Unless you follow the media, and more specifically the British media, you may be wholly unaware that there is such a person named Johann Hari, or that he has been a wunderkind columnist and correspondent, or that a lot of people find him kind of insufferable, and in that case you almost certainly don’t know that he got himself in a big heap of trouble this summer, over charges of plagiarism and meddling with Wikipedia.

Understandably, most of the criticism has been focused on the plagiarism charges. After all, that’s a crime against journalism, and by definition journalists are the ones writing about it most widely. What he did in those cases was not remotely OK, but at the moment I’m a little more animated by his improper Wikipedia activity. After all, that’s a crime against Wikipedia, and by definition The Wikipedian blogs about Wikipedia.

The matter is news again today because Hari has published a public apology in the pages of The Independent, his employer. He is sorry for everything he has done, he’s returning his prestigious Orwell Prize (which he probably was going to lose anyway) and he’s taking a sabbatical to go back to journalism school.

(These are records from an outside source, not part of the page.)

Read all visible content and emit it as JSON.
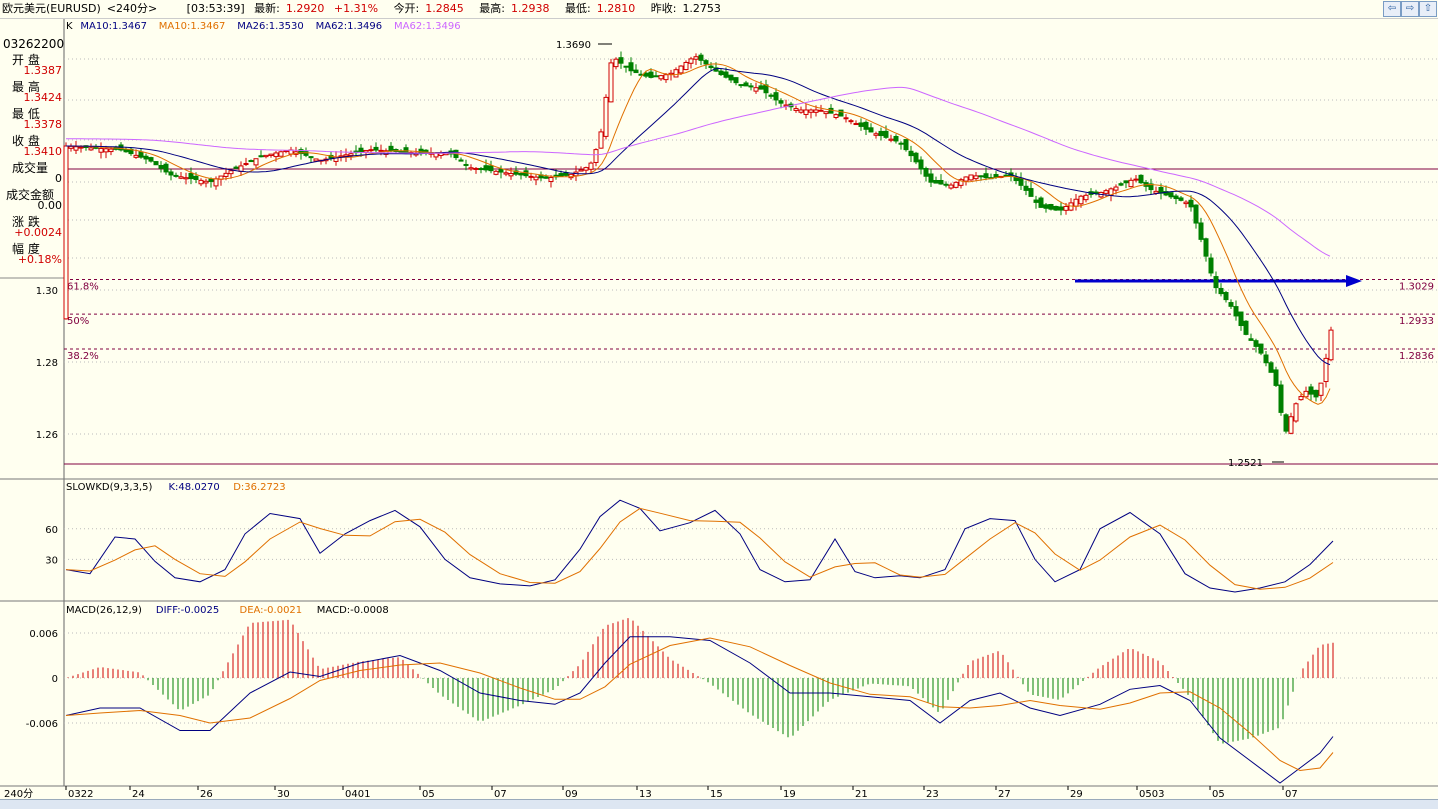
{
  "title": {
    "symbol": "欧元美元(EURUSD)",
    "period": "<240分>",
    "time": "[03:53:39]",
    "latest_label": "最新:",
    "latest": "1.2920",
    "change_pct": "+1.31%",
    "open_label": "今开:",
    "open": "1.2845",
    "high_label": "最高:",
    "high": "1.2938",
    "low_label": "最低:",
    "low": "1.2810",
    "prev_label": "昨收:",
    "prev": "1.2753",
    "buttons": [
      "⇦",
      "⇨",
      "⇧"
    ]
  },
  "info_panel": {
    "datetime": "03262200",
    "items": [
      {
        "label": "开  盘",
        "value": "1.3387",
        "color": "#d00000"
      },
      {
        "label": "最  高",
        "value": "1.3424",
        "color": "#d00000"
      },
      {
        "label": "最  低",
        "value": "1.3378",
        "color": "#d00000"
      },
      {
        "label": "收  盘",
        "value": "1.3410",
        "color": "#d00000"
      },
      {
        "label": "成交量",
        "value": "0",
        "color": "#000000"
      },
      {
        "label": "成交金额",
        "value": "0.00",
        "color": "#000000"
      },
      {
        "label": "涨  跌",
        "value": "+0.0024",
        "color": "#d00000"
      },
      {
        "label": "幅  度",
        "value": "+0.18%",
        "color": "#d00000"
      }
    ]
  },
  "ma_legend": [
    {
      "text": "K",
      "color": "#000000"
    },
    {
      "text": "MA10:1.3467",
      "color": "#000080"
    },
    {
      "text": "MA10:1.3467",
      "color": "#e07000"
    },
    {
      "text": "MA26:1.3530",
      "color": "#000080"
    },
    {
      "text": "MA62:1.3496",
      "color": "#000080"
    },
    {
      "text": "MA62:1.3496",
      "color": "#cc66ff"
    }
  ],
  "kd_legend": [
    {
      "text": "SLOWKD(9,3,3,5)",
      "color": "#000000"
    },
    {
      "text": "K:48.0270",
      "color": "#000080"
    },
    {
      "text": "D:36.2723",
      "color": "#e07000"
    }
  ],
  "macd_legend": [
    {
      "text": "MACD(26,12,9)",
      "color": "#000000"
    },
    {
      "text": "DIFF:-0.0025",
      "color": "#000080"
    },
    {
      "text": "DEA:-0.0021",
      "color": "#e07000"
    },
    {
      "text": "MACD:-0.0008",
      "color": "#000000"
    }
  ],
  "price_axis": [
    "1.30",
    "1.28",
    "1.26"
  ],
  "kd_axis": [
    "60",
    "30"
  ],
  "macd_axis": [
    "0.006",
    "0",
    "-0.006"
  ],
  "fib_levels": [
    {
      "pct": "61.8%",
      "value": "1.3029"
    },
    {
      "pct": "50%",
      "value": "1.2933"
    },
    {
      "pct": "38.2%",
      "value": "1.2836"
    }
  ],
  "annotations": {
    "high_mark": "1.3690",
    "low_mark": "1.2521"
  },
  "x_axis": {
    "period_label": "240分",
    "ticks": [
      "0322",
      "24",
      "26",
      "30",
      "0401",
      "05",
      "07",
      "09",
      "13",
      "15",
      "19",
      "21",
      "23",
      "27",
      "29",
      "0503",
      "05",
      "07"
    ]
  },
  "colors": {
    "up": "#d00000",
    "down": "#008000",
    "ma10": "#e07000",
    "ma26": "#000080",
    "ma62": "#cc66ff",
    "arrow": "#0000cc",
    "bg": "#fffff0"
  }
}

I guess it’s a start.

About the Wikipedia controversy, Hari devotes just one full paragraph:

The other thing I did wrong was that several years ago I started to notice some things I didn’t like in the Wikipedia entry about me, so I took them out. To do that, I created a user-name that wasn’t my own. Using that user-name, I continued to edit my own Wikipedia entry and some other people’s too. I took out nasty passages about people I admire – like Polly Toynbee, George Monbiot, Deborah Orr and Yasmin Alibhai-Brown. I factually corrected some other entries about other people. But in a few instances, I edited the entries of people I had clashed with in ways that were juvenile or malicious: I called one of them anti-Semitic and homophobic, and the other a drunk. I am mortified to have done this, because it breaches the most basic ethical rule: don’t do to others what you don’t want them to do to you. I apologise to the latter group unreservedly and totally.

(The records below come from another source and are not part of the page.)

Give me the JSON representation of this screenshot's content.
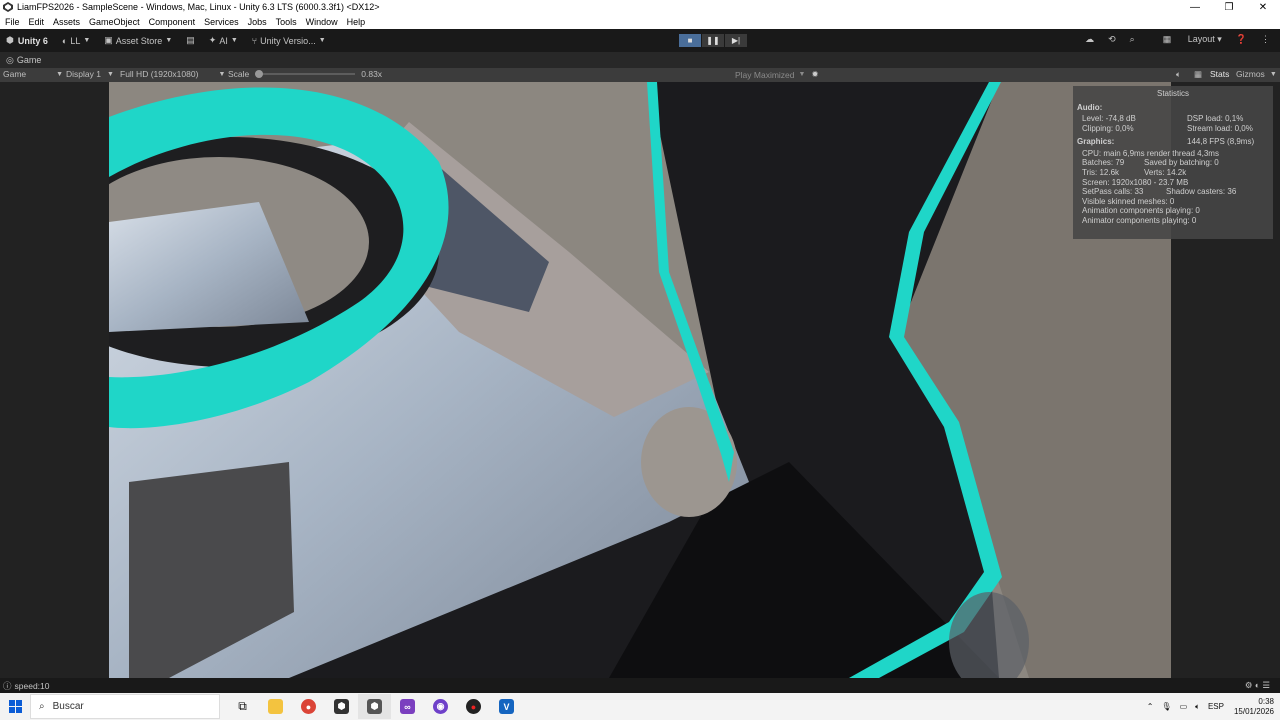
{
  "window": {
    "title": "LiamFPS2026 - SampleScene - Windows, Mac, Linux - Unity 6.3 LTS (6000.3.3f1) <DX12>",
    "buttons": [
      "—",
      "❐",
      "✕"
    ]
  },
  "menu": [
    "File",
    "Edit",
    "Assets",
    "GameObject",
    "Component",
    "Services",
    "Jobs",
    "Tools",
    "Window",
    "Help"
  ],
  "toolbar": {
    "unity_label": "Unity 6",
    "account": "LL",
    "asset_store": "Asset Store",
    "ai": "AI",
    "version_control": "Unity Versio...",
    "layout": "Layout"
  },
  "tab": {
    "label": "Game"
  },
  "game_toolbar": {
    "mode": "Game",
    "display": "Display 1",
    "resolution": "Full HD (1920x1080)",
    "scale_label": "Scale",
    "scale_value": "0.83x",
    "play_mode": "Play Maximized",
    "stats_label": "Stats",
    "gizmos_label": "Gizmos"
  },
  "stats": {
    "header": "Statistics",
    "audio_title": "Audio:",
    "level": "Level: -74,8 dB",
    "dsp_load": "DSP load: 0,1%",
    "clipping": "Clipping: 0,0%",
    "stream_load": "Stream load: 0,0%",
    "graphics_title": "Graphics:",
    "fps": "144,8 FPS (8,9ms)",
    "cpu": "CPU: main 6,9ms  render thread 4,3ms",
    "batches": "Batches: 79",
    "saved_batching": "Saved by batching: 0",
    "tris": "Tris: 12.6k",
    "verts": "Verts: 14.2k",
    "screen": "Screen: 1920x1080 - 23.7 MB",
    "setpass": "SetPass calls: 33",
    "shadow_casters": "Shadow casters: 36",
    "skinned": "Visible skinned meshes: 0",
    "animation": "Animation components playing: 0",
    "animator": "Animator components playing: 0"
  },
  "status": {
    "text": "speed:10"
  },
  "taskbar": {
    "search_placeholder": "Buscar",
    "lang": "ESP",
    "time": "0:38",
    "date": "15/01/2026"
  },
  "colors": {
    "accent_cyan": "#1fd6c8",
    "unity_bg": "#191919",
    "play_active": "#4a6e9a"
  }
}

Hari’s Wikipedia article contains this brief account:

Several journalists, including Cristina Odone in The Daily Telegraph and Nick Cohen in The Spectator, concluded that a Wikipedia editor, ‘David r from meth productions’, who claimed to be ‘David Rose’, were in fact made by Hari. Writing in The Daily Telegraph, Odone noted that, after she had fallen out with Hari, Rose began making misleading edits to her Wikipedia article accusing her of anti-Semitism and homophobia. Nick Cohen said that misleading edits were made to his own Wikipedia article by the same editor after he had published criticism of Hari’s work. … The Times leader writer Oliver Kamm later attributed to ‘David Rose’ a change in his Wikipedia biography that he regarded as “merely an unsubstantiated judgement” but which had been made not long after a “spat” with Hari.

I am not one who believes, as a general rule, that someone should never edit their own Wikipedia article. Indeed, I’m kind of the expert on how to do it and not bring grief to yourself. But by his own admission, Hari’s editing of his own page amounts to what Wikipedia informally calls whitewashing. Hari also did not disclose that he was behind the “David r from meth productions” account, which is also, obviously, a problem. And it’s all the worse—and by worse I just mean “embarrassing”—if you’ve read any of his surreptitiously self-serving arguments in the archives of his Talk page.

But embarrassment is the bare minimum of regret Hari should feel about his “juvenile and malicious” edits to Wikipedia articles about his media adversaries. This is the part that really gets me. Others may disagree, but I see a vast gulf between sneakily trying to make yourself look better and sneakily making others look worse. And I think there’s a big difference between being an anonymous Internet critic—although it’s a type known to take things too far—and using the veil of anonymity (or in the case of Wikipedia, pseudonymity) to smear a person’s reputation.

Calling someone a “douchebag” is rude, and you may be wrong, but that’s your opinion. Calling someone a “drunk” is a specific charge of bad behavior, about which one is either right (and maybe still an asshole) or wrong, and that’s unforgivable. I don’t know which is the case, but either reflects very poorly on his character. This is the one thing that I think no apology, leave of absence, or media training, can fix.

Update: In the comments, a reader points out that Hari’s edits are even worse than I’ve described them, and he’s right. He points to apparent sustained anonymous vindictiveness on Hari’s part, and I add that Hari’s self-support included some rather absurd sock puppetry, neither of which I was aware of at the time I first wrote this. Had I the time, I would follow this up in more detail. But the upshot remains the same: as a public figure, Hari may or may not be finished—but as a respectable one, he certainly is.